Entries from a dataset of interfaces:
● ● ● ●

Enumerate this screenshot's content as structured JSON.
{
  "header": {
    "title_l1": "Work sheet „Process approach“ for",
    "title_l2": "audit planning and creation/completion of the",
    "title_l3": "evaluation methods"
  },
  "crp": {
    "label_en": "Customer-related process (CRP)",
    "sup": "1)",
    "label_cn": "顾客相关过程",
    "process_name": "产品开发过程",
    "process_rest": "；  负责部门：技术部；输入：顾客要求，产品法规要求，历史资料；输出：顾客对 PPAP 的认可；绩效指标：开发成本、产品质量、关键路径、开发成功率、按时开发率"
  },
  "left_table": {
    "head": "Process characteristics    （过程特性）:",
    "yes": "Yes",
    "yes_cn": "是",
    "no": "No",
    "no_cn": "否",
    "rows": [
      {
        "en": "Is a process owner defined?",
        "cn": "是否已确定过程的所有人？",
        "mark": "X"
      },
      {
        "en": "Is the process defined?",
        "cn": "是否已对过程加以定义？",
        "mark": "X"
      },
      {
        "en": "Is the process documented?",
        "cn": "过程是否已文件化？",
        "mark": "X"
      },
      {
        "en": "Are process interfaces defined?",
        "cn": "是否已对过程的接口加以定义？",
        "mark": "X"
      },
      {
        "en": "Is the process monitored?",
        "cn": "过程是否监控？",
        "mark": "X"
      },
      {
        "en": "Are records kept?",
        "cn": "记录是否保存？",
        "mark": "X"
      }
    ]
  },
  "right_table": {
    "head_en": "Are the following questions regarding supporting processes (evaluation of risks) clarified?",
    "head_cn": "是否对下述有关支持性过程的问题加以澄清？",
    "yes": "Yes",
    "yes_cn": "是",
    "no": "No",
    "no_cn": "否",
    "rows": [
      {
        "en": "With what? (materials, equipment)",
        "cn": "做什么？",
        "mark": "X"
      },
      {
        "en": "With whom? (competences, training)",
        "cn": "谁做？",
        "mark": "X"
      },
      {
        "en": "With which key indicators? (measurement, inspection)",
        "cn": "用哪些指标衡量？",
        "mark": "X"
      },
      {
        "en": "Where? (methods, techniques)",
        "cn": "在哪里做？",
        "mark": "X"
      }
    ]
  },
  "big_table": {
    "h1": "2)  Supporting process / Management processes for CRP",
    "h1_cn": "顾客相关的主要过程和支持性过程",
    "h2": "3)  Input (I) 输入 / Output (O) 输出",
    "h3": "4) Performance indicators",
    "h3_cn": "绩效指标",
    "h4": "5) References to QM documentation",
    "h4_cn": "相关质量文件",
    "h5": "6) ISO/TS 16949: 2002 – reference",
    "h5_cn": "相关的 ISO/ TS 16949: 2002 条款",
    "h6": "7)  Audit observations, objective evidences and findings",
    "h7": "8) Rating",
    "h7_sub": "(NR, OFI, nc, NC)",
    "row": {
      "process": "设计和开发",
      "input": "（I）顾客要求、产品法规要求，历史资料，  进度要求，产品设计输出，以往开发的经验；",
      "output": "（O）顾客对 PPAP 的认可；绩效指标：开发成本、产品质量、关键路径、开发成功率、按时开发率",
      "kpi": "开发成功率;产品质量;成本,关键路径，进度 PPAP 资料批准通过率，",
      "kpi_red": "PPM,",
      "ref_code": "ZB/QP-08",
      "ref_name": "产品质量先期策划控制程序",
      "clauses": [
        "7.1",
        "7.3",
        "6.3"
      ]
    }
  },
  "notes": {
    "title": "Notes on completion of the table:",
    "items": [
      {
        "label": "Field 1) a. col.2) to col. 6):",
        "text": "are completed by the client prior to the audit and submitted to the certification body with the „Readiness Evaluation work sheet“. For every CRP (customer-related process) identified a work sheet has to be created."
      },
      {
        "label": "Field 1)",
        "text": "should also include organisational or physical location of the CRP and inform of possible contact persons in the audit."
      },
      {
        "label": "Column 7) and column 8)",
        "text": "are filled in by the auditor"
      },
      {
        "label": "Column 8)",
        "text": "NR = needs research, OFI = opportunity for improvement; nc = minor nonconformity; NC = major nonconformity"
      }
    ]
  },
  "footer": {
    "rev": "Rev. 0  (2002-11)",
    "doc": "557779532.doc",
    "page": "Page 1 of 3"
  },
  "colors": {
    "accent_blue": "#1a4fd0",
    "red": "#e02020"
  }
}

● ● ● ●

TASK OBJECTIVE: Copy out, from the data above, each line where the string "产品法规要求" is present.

WRITTEN SOLUTION:
    "process_rest": "；  负责部门：技术部；输入：顾客要求，产品法规要求，历史资料；输出：顾客对 PPAP 的认可；绩效指标：开发成本、产品质量、关键路径、开发成功率、按时开发率"
      "input": "（I）顾客要求、产品法规要求，历史资料，  进度要求，产品设计输出，以往开发的经验；",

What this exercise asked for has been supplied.